And what are these social and cultural illnesses Reeves and Chester are worried about? Anyone at all familiar with evangelical literature can probably guess—although, on the whole, Reeves and Chester do a good job of not merely thrift-shopping the usual laundry list of ephemeral grievances (“postmodernism,” “feminism,” “political correctness”). Rather, the two actually articulate their religious issues with a society in which “everything is about response and feeling.”

“The New Testament calls on us to encourage, rebuke, admonish, and exhort one another,” they write, “but in our current cultural climate people often react aggressively to any challenge.” The question that confronts Christians, then, is what to do in a culture that is both overly sensitive and equally insolent? Reeves and Chester believe the answer lies in the Reformation and thus in the Gospels. Luther publicly burnt the Catholic Church’s letter calling on him to denounce his own writings. Jesus threw furniture down the temple steps in anger. To imitate Christ in his kind love for humanity is one thing, but the Reformation reminds Christians that one must denounce blasphemies with equal fervor.

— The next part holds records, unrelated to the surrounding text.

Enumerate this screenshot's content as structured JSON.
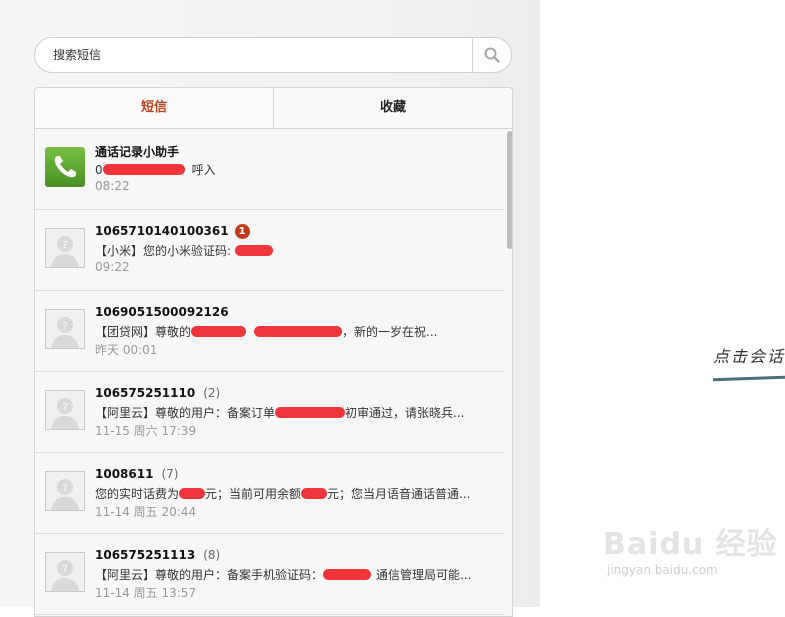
{
  "search": {
    "placeholder": "搜索短信",
    "icon": "search-icon"
  },
  "tabs": [
    {
      "label": "短信",
      "active": true
    },
    {
      "label": "收藏",
      "active": false
    }
  ],
  "messages": [
    {
      "sender": "通话记录小助手",
      "count": "",
      "badge": "",
      "preview_prefix": "0",
      "preview_suffix": "呼入",
      "time": "08:22",
      "avatar": "phone-icon"
    },
    {
      "sender": "1065710140100361",
      "count": "",
      "badge": "1",
      "preview_prefix": "【小米】您的小米验证码: ",
      "preview_suffix": "",
      "time": "09:22",
      "avatar": "default-avatar-icon"
    },
    {
      "sender": "1069051500092126",
      "count": "",
      "badge": "",
      "preview_prefix": "【团贷网】尊敬的",
      "preview_suffix": "，新的一岁在祝...",
      "time": "昨天 00:01",
      "avatar": "default-avatar-icon"
    },
    {
      "sender": "106575251110",
      "count": "(2)",
      "badge": "",
      "preview_prefix": "【阿里云】尊敬的用户：备案订单",
      "preview_suffix": "初审通过，请张晓兵...",
      "time": "11-15 周六 17:39",
      "avatar": "default-avatar-icon"
    },
    {
      "sender": "1008611",
      "count": "(7)",
      "badge": "",
      "preview_prefix": "您的实时话费为",
      "preview_middle": "元；当前可用余额",
      "preview_suffix": "元；您当月语音通话普通...",
      "time": "11-14 周五 20:44",
      "avatar": "default-avatar-icon"
    },
    {
      "sender": "106575251113",
      "count": "(8)",
      "badge": "",
      "preview_prefix": "【阿里云】尊敬的用户：备案手机验证码：",
      "preview_suffix": "通信管理局可能...",
      "time": "11-14 周五 13:57",
      "avatar": "default-avatar-icon"
    }
  ],
  "annotation": {
    "text": "点击会话"
  },
  "watermark": {
    "main": "Baidu 经验",
    "sub": "jingyan.baidu.com"
  },
  "colors": {
    "active_tab": "#b6461e",
    "badge": "#c43a1d",
    "redaction": "#f0353a",
    "phone_icon_bg": "#5ba02c"
  }
}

Reeves and Chester don’t believe Catholicism provides a robust and muscular enough worldview to defend Christendom from external enemies because it isn’t solely grounded in scripture, which is also true of the heresies it’s meant to stand against. Rationalism is about the autonomy of reason, romanticism is about the autonomy of experience, postmodernism is about “autonomous individuals determining truth for themselves,” and the Catholic Church is nothing but an “autonomous community of human beings.” As the authors note, “what they all have in common is a human-centered approach to knowledge.” Reformed theologians such as Luther and John Calvin knew that the knowledge of God is “not found through human wisdom, human powers, or human achievements. It is found in the foolishness of the cross.” It’s through suffering, according to the reformed tradition, that one becomes more knowledgeable of God, not through spiritualism, or intellectual contemplation, or even morality. Whether this epistemological principle is properly biblical is beyond this atheist, although it does recall the stories of early Christians responding to the new fad of Epicurean pleasure-seeking by flogging themselves in the streets of Rome.

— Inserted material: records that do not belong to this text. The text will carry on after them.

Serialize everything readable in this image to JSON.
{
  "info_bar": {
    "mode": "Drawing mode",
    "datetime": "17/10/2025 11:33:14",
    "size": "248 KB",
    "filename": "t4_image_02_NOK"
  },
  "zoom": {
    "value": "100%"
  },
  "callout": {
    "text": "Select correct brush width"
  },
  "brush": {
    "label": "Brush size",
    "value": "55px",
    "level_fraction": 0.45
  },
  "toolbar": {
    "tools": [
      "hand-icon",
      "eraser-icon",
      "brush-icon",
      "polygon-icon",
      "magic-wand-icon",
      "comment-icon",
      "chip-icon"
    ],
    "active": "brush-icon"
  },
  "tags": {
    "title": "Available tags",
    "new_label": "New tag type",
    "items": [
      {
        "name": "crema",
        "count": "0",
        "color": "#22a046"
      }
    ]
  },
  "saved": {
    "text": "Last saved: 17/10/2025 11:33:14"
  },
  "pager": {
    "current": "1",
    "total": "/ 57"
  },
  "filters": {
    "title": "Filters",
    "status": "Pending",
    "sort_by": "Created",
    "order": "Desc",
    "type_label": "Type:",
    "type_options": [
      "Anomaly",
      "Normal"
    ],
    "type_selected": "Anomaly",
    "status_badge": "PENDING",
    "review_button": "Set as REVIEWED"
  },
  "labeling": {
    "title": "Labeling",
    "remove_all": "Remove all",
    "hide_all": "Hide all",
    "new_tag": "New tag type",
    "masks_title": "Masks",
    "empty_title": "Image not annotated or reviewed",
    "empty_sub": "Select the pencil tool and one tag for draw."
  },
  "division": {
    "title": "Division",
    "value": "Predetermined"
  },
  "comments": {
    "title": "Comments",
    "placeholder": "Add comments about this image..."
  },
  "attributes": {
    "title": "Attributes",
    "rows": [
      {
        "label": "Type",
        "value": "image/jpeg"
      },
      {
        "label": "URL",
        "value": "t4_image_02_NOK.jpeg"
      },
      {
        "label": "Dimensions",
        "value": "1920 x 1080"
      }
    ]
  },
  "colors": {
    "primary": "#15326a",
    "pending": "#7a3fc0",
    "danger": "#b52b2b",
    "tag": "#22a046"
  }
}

Most of the arguments put forward in Why the Reformation Still Matters require a large amount of shared assumptions in order to be refuted. It’s a book debating the rules of a game rather than the game’s merits. Is the bread the body of Christ or isn’t it? Should you or shouldn’t you baptize babies? And if so, why? Is sin cured through repentance, or are we as sinners rectified by God?

To the mass of untheological readers, who don’t share the assumptions, the book still has its uses. Like the political Frankensteins mentioned earlier, all sorts of religious nonsense has been spawning in this country over the last thirty years, with only the occasional scoff or snicker as a counterbalance. Reeves and Chester’s book is a clear account of the Reformation and a compelling narrative for its Protestant perspective. But it’s also relevant to today’s contentious and often contradictory political culture. Luther and Calvin were always on the side of authority while simultaneously going on about how they were slaves to no one. Perhaps this libertarian double-think endemic to the religious movement’s founding is another reason why the Reformation should still matter to us, especially now that their intellectual descendants are again gaining power and prominence.